We as historians look to the lessons of the past to learn about the patterns that society repeats. It is a study that leads us all too often to lose faith in humanity. But the example of Al-Andalus yields some timely clues about the success of pluralistic, multifaith societies. The keys are invariably mutual respect, tolerance and cooperation; more than anything, hope for the future must remain alive. Seeing a project such as the Gaza Archaeo Garden gives us hope for a Gaza – and a world – where life can continue to flourish.

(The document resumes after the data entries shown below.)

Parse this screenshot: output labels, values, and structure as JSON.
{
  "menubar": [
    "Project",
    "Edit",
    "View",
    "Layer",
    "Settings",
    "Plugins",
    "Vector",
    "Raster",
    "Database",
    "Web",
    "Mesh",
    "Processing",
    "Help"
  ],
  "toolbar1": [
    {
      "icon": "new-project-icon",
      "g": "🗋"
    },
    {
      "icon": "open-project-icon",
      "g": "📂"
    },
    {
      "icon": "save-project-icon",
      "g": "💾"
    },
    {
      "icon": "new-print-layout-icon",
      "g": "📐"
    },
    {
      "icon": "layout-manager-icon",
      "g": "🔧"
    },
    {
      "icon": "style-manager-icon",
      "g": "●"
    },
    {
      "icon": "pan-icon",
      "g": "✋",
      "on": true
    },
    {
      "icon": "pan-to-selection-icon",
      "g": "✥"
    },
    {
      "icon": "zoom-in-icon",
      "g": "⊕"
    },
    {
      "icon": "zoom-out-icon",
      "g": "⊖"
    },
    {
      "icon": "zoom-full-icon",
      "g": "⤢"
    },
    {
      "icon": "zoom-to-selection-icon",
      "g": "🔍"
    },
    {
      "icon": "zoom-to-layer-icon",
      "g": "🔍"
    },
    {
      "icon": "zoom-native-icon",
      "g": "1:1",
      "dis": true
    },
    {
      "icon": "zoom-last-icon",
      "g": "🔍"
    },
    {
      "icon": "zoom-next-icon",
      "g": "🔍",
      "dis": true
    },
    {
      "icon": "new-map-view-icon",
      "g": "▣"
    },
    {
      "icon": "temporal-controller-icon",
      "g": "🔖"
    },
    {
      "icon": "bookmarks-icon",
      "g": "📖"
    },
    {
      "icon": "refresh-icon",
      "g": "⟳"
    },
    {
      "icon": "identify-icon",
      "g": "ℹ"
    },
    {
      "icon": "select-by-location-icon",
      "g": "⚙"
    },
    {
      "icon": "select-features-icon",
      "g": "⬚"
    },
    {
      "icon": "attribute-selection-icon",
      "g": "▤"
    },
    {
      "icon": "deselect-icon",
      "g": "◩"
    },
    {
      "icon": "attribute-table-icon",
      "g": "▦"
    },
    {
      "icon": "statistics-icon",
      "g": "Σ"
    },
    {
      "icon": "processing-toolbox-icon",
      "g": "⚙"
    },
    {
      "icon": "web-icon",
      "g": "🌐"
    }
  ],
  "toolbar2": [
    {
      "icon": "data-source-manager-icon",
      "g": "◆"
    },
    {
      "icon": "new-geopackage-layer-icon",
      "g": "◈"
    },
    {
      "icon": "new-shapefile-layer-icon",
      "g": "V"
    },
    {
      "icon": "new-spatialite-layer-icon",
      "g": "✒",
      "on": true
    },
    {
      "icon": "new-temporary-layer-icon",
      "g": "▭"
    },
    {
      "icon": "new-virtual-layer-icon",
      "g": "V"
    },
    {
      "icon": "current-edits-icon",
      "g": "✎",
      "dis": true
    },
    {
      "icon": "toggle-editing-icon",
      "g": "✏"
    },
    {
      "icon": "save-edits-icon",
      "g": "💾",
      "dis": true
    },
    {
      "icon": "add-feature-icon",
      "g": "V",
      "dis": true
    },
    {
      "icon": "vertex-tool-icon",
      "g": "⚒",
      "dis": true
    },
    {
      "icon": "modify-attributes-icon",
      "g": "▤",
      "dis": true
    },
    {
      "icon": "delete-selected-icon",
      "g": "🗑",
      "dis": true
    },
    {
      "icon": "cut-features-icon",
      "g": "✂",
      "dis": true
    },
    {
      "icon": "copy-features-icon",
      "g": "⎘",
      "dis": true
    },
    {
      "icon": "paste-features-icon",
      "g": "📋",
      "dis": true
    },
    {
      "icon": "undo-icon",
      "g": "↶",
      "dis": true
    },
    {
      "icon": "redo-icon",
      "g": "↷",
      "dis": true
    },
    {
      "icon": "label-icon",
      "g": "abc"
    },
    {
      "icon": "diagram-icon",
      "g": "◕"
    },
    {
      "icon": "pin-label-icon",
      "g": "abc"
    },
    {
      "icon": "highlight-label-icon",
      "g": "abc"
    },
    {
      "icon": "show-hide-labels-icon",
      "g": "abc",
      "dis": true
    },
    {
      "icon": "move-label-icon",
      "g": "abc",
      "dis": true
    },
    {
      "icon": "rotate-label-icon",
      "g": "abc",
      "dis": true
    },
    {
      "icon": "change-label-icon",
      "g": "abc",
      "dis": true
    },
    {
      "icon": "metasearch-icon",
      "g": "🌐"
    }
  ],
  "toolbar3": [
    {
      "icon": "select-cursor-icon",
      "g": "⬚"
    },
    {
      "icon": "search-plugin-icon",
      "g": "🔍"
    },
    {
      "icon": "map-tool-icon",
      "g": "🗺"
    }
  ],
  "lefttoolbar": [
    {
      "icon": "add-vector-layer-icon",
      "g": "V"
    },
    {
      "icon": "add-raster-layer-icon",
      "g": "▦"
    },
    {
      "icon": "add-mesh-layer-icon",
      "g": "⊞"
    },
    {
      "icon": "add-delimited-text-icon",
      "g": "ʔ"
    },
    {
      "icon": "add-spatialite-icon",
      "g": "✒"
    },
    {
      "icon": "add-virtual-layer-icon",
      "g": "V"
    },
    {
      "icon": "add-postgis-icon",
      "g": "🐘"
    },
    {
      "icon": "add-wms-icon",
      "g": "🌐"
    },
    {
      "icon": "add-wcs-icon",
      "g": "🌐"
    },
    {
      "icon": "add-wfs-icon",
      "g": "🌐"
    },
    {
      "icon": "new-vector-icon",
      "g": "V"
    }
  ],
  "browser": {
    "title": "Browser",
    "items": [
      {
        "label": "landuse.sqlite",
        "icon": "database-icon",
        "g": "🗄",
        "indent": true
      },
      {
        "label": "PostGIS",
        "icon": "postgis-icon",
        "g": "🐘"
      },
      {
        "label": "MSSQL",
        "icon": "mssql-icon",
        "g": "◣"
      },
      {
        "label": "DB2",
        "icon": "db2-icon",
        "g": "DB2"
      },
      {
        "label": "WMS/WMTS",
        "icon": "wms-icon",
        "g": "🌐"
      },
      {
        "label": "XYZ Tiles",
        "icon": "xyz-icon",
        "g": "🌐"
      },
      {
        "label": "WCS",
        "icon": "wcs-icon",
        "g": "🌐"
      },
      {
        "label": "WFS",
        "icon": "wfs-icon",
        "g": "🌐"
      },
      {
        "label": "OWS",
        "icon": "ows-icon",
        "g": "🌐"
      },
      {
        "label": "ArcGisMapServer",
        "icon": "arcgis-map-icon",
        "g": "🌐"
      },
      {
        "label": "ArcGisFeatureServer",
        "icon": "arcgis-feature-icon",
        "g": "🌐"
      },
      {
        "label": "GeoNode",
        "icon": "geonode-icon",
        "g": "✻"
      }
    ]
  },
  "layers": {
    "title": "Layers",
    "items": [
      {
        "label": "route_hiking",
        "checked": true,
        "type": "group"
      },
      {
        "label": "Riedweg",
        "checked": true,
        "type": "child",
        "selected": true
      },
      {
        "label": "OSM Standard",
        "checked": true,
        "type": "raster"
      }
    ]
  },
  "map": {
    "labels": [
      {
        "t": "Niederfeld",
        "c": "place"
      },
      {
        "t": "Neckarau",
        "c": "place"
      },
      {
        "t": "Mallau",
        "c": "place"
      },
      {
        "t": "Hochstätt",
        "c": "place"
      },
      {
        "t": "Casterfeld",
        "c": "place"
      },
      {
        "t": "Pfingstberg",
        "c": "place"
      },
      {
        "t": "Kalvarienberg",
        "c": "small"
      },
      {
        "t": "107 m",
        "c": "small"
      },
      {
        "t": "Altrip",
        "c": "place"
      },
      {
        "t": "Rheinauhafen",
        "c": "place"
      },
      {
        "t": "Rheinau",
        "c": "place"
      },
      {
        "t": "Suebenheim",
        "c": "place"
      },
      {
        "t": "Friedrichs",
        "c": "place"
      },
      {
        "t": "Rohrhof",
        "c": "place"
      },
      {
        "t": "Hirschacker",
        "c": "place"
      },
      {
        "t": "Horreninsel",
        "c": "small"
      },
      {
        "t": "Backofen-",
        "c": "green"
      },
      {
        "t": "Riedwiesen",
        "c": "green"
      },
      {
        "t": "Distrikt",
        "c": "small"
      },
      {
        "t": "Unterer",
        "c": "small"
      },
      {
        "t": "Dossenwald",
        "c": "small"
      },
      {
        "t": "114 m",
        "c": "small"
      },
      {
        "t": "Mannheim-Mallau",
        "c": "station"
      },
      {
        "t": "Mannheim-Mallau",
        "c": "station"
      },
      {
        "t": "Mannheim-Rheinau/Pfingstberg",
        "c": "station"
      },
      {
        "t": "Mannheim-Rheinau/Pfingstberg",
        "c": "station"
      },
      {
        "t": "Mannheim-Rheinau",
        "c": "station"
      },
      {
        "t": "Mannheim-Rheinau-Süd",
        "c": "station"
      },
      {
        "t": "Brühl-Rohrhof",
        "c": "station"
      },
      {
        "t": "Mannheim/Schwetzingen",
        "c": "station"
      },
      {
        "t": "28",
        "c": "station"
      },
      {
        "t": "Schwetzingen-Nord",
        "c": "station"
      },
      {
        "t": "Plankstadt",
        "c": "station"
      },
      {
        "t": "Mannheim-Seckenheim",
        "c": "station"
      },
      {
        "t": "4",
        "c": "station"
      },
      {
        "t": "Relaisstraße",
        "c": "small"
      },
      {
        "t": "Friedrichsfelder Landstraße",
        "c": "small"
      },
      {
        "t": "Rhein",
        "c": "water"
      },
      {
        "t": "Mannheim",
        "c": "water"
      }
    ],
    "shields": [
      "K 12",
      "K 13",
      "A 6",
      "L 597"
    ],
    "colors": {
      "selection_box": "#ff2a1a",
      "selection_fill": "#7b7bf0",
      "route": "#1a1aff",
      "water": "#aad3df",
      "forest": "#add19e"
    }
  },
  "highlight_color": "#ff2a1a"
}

Welcome to this new little corner on the web. We are Al-andalus Experience, a tourism business based in Granada, Andalusia, with an unusual approach to guiding tourists around Southern Spain and Morocco. We bring our guests to the greatest pillars of this ancient Muslim land, such as Córdoba, Seville, Jaen, Granada and the Alpujarras, among other sites, giving detailed information about the history of the Moorish period as well as a hands-on experience of life for Andalusian Muslims. This might mean visiting the Alhambra palace or a ceramics workshop, a morning painting Islimi patterns, a mountain horse ride, or even a chance to learn some authentic flamenco songs and rhythms. Throughout, the needs of Muslim travellers are catered for in every aspect, and the natural order of the Muslims’ way of life preserved. Here is a YouTube video made from pictures taken on our tour last November with Ihab and our second group from Kuwait this Season. This blog was set up so that past guests can post their experiences with us in Andalusia, while we will also use it to announce upcoming events, or present glimpses of our work and studies. Feel free to email us your experiences of your time here in Andalusia, whether it be a random thought, a picture or even a video from your trip. This will help us to continue offering unique and excellent services in Andalusia, Spain. You can email us your posts and attachments to  admin@alandalus-experience.com and we will upload it to the blog!